Those in Israel who caution against closer ties with China share a growing fear in the West that China will use all means—fair and foul—to acquire advanced technology and resources it deems critical to its economic future. Ties with Israeli institutions of higher education can serve as the conduit for such a transfer of technology. Opponents cite the new powers given to the French government to block foreign takeovers on strategic grounds. What’s good for France is certainly good for Israel, they say.

On the other side are many who openly support growing ties with China. Among their arguments are that Chinese companies are motivated by profit and loss even if they are government owned or controlled. They also argue that the world has become one global village and this new reality means that Israel cannot close its gates to Chinese investments lest it be accused of prejudices and caving in to American demands. They cite growing Chinese investment in the U.S. and Western Europe, which are no less sensitive than Israel to possible Chinese inroads. With China as the world’s second largest economy, Israel needs this huge market for its own exports; it can only be expected that China would turn to Israel as a center of innovation and expertise in many fields. The upshot is that Israel cannot afford to antagonize China lest it pay a high price both politically and economically.

By investing in Israel, China is paying a huge compliment to Israel’s flourishing industry, science, technology, and economy, showing faith in Israel’s continued growth and, assuredly, in its continued existence. It is also true that China has become far less dependent on Iranian and Saudi oil, while buying gas from Russia in a 30-year agreement, giving it a freer hand with Middle East security issues. In early 2014, a public program at the Israel Institute of National Security Studies (INSS) debated the issue of China. The consensus was that Chinese investments should be encouraged and welcomed as long as they contribute to the growth of Israel’s economy. But participants were also mindful that in certain highly sensitive areas the Government of Israel should establish guidelines governing Chinese investments. The fact remains that the government of Israel has not yet crystallized its policy regarding Chinese investments. As China moves from production based industry to an IT industry, it provides Israeli companies with new opportunities.

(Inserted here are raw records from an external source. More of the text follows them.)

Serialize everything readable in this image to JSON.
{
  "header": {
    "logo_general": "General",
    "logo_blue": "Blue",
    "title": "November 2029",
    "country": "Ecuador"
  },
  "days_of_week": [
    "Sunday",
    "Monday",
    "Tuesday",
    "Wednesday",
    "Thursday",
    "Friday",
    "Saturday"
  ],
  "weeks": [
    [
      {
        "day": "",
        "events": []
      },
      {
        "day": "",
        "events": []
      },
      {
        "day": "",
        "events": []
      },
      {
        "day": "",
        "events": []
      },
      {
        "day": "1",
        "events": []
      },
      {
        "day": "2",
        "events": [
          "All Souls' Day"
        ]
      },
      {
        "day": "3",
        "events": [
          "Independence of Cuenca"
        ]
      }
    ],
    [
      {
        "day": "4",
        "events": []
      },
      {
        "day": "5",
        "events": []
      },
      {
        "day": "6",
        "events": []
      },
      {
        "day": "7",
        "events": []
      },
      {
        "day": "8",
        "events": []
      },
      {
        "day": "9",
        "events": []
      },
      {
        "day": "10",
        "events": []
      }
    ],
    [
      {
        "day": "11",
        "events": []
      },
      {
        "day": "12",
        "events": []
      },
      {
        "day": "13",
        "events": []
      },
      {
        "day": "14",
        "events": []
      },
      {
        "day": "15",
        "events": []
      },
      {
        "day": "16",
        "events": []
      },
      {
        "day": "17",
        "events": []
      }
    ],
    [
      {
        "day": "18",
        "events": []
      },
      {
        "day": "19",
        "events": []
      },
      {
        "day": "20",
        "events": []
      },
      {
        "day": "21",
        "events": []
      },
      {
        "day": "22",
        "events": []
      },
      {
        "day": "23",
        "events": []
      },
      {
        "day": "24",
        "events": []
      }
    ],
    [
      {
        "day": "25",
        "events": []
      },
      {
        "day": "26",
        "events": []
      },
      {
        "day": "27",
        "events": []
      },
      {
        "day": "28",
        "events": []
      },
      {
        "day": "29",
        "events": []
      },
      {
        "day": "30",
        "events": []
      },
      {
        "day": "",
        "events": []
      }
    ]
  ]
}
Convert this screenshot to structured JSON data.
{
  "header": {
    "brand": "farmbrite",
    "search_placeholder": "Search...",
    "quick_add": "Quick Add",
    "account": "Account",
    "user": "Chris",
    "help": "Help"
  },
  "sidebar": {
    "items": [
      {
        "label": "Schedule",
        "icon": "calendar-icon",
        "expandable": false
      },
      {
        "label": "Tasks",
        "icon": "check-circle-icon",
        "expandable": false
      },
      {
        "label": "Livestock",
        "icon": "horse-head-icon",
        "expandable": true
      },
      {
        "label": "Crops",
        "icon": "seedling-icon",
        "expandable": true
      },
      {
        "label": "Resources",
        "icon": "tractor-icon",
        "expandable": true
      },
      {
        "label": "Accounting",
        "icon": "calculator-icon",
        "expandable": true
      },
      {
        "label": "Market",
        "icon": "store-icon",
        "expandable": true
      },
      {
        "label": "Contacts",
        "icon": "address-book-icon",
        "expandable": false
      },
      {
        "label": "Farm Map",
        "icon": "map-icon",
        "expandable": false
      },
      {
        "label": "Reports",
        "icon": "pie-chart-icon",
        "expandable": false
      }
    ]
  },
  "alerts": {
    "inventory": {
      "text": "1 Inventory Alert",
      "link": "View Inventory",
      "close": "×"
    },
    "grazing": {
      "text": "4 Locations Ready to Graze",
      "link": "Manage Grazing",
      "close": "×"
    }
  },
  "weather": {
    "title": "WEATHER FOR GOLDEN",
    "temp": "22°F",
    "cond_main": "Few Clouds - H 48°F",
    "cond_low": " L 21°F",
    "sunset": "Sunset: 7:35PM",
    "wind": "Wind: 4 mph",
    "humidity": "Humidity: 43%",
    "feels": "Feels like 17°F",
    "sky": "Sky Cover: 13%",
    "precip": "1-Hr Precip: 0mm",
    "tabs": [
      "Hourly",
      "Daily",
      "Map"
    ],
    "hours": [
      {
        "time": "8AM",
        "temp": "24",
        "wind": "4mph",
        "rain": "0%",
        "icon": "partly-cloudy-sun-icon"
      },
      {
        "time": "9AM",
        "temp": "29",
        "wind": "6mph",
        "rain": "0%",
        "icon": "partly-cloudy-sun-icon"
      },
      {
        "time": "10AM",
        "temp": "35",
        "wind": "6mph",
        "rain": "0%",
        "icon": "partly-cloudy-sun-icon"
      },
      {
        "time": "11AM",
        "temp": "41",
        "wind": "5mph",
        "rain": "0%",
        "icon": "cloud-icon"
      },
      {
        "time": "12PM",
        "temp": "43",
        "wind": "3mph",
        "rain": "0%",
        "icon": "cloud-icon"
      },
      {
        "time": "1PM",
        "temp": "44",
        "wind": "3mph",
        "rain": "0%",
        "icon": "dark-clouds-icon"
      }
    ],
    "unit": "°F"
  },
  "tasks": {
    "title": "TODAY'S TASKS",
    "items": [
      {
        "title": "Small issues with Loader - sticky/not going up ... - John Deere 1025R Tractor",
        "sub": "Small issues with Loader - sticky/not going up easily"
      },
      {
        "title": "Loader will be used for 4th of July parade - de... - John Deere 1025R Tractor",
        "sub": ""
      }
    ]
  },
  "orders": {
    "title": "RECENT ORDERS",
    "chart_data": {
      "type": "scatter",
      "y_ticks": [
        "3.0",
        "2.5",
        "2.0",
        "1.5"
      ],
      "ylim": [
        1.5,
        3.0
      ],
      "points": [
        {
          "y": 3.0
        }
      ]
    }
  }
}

The growth of economic ties still face a number of hurdles including distance, culture, habit, and an almost insurmountable language barrier requiring translators and middlemen. There is also the slow pace of approvals and finalizing contracts in China, the many regulations and guidelines governing business transactions in both countries, and the Israeli desire to achieve quick results versus the Chinese tendency to focus on long term planning and take time to reach decisions. Trust, patience and perseverance—traits Israel is not known for—are required in this process. There may be fears on both sides regarding economic stability and possible acts of violence and hostility as seen during “Operation Protective Edge” against Hamas in Gaza last summer. Israelis are aware that their Chinese counterparts seek not only the final product but also knowledge and understanding of production technology. There is also growing competition for the Chinese market.


Since the establishment of diplomatic relations between Israel and the People’s Republic of China over 20 years ago, it is evident that both countries understand and appreciate the mutually beneficial cooperation in many areas. The two have come to understand that relations are now of strategic importance. Despite some misgiving in Israel over the long term strategic implications of growing Chinese investments and the potential danger to U.S.-Israel relations, both wish to continue to enhance and expand their political and economic ties.

Meron Medzini received his Ph.D from Harvard in East Asia Languages and Civilization. For 16 years he was the Director of the Israel Government Press Office in Jerusalem and spokesman for three prime ministers. The author of six books and scores of articles, he is an Adjunct Associate Professor in the Department of Asian Studies at the Hebrew University of Jerusalem.